──────── Material provided ────────
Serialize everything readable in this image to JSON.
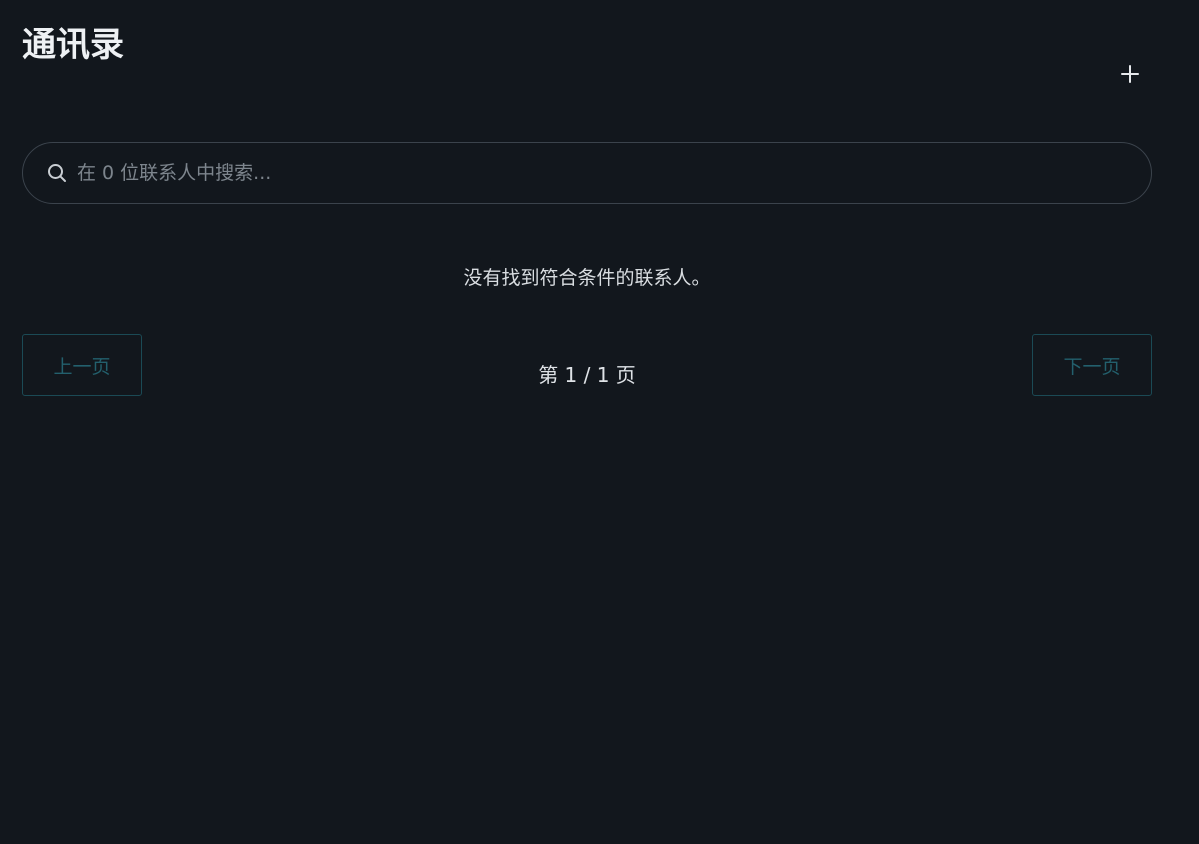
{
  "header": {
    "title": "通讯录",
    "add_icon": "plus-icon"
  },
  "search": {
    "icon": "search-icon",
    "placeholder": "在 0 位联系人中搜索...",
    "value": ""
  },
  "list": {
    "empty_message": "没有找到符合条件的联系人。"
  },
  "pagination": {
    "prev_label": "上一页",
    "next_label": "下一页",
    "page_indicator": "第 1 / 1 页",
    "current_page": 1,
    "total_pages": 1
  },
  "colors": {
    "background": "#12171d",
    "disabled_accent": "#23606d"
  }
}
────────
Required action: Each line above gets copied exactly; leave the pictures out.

Response to the exercise:
Serialize everything readable in this image to JSON.
{
  "header": {
    "title": "通讯录",
    "add_icon": "plus-icon"
  },
  "search": {
    "icon": "search-icon",
    "placeholder": "在 0 位联系人中搜索...",
    "value": ""
  },
  "list": {
    "empty_message": "没有找到符合条件的联系人。"
  },
  "pagination": {
    "prev_label": "上一页",
    "next_label": "下一页",
    "page_indicator": "第 1 / 1 页",
    "current_page": 1,
    "total_pages": 1
  },
  "colors": {
    "background": "#12171d",
    "disabled_accent": "#23606d"
  }
}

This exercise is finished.